There are many ways to stumble in relationships, but a pattern of avoiding conflict is a huge one. What are the three dangers related to this avoidance pattern that we internalize and silence so that it grows in dark places like bacteria to become infected, hence to go on and destroy the relationship? Learn from these three dangers, here:
The first danger appears when, without having the courage to speak to those we are in conflict with, without the strength to inquire into the situation and gain as many views of what happened as possible, we start to fill in the spaces all by ourselves.

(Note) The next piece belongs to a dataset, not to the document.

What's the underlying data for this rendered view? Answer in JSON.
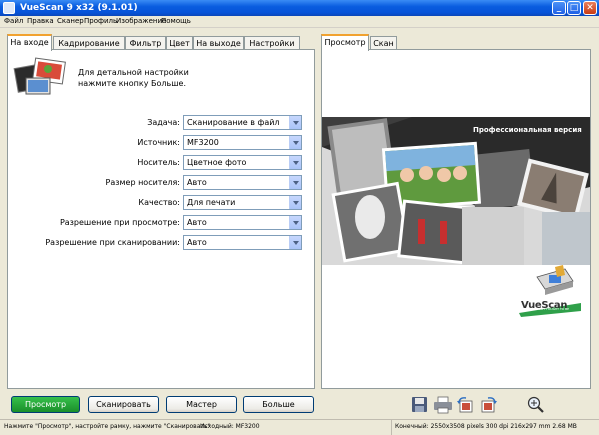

The second danger, worse than the first, and that comes from letting our made-up story harden into the history out of which we live. As time goes by, it becomes harder and harder to break the grip of our made-up story, and the more we hold on to our own uncorroborated version of things, the more difficult it is to restore relationships.
The third danger arises in which we cease to know the difference between what really happened and our fictional version of it. The French playwright Andre Gide puts it harshly, but to the point, “The true hypocrite is the one who ceases to perceive his deception, the one who starts to lie with sincerity.”
Adapted from Facing the Lion, Being the Lion by Mark Nepo (Conari Press, 2007). Copyright (c) 2007 by Mark Nepo. Reprinted by permission of Conari Press.
Adapted from Facing the Lion, Being the Lion by Mark Nepo (Conari Press, 2007).